## DATA RECORDS
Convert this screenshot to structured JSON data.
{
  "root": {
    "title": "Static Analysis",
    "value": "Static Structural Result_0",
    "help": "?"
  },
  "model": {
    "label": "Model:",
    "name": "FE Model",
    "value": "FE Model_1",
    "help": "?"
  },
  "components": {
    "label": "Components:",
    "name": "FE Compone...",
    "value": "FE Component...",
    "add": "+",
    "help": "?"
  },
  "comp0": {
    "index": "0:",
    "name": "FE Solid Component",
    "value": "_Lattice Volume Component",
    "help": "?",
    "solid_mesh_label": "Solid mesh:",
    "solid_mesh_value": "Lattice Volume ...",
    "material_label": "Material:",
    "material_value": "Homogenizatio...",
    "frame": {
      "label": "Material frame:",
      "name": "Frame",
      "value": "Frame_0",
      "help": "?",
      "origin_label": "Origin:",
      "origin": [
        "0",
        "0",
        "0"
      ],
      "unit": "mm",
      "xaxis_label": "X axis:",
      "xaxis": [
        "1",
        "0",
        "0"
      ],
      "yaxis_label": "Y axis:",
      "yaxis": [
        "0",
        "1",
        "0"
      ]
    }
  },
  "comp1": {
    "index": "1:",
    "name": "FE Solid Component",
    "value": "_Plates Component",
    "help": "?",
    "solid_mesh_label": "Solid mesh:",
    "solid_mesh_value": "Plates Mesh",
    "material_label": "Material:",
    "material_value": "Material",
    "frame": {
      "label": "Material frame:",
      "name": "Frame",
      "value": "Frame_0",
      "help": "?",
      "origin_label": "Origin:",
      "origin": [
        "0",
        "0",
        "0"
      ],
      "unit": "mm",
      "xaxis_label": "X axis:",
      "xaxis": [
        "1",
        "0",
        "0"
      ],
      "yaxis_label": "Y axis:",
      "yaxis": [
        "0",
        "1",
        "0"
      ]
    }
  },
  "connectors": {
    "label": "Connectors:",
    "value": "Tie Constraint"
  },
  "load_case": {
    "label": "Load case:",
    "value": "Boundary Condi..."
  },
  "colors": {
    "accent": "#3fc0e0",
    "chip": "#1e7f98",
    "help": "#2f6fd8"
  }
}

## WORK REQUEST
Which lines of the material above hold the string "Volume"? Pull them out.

## RESPONSE AREA
    "value": "_Lattice Volume Component",
    "solid_mesh_value": "Lattice Volume ...",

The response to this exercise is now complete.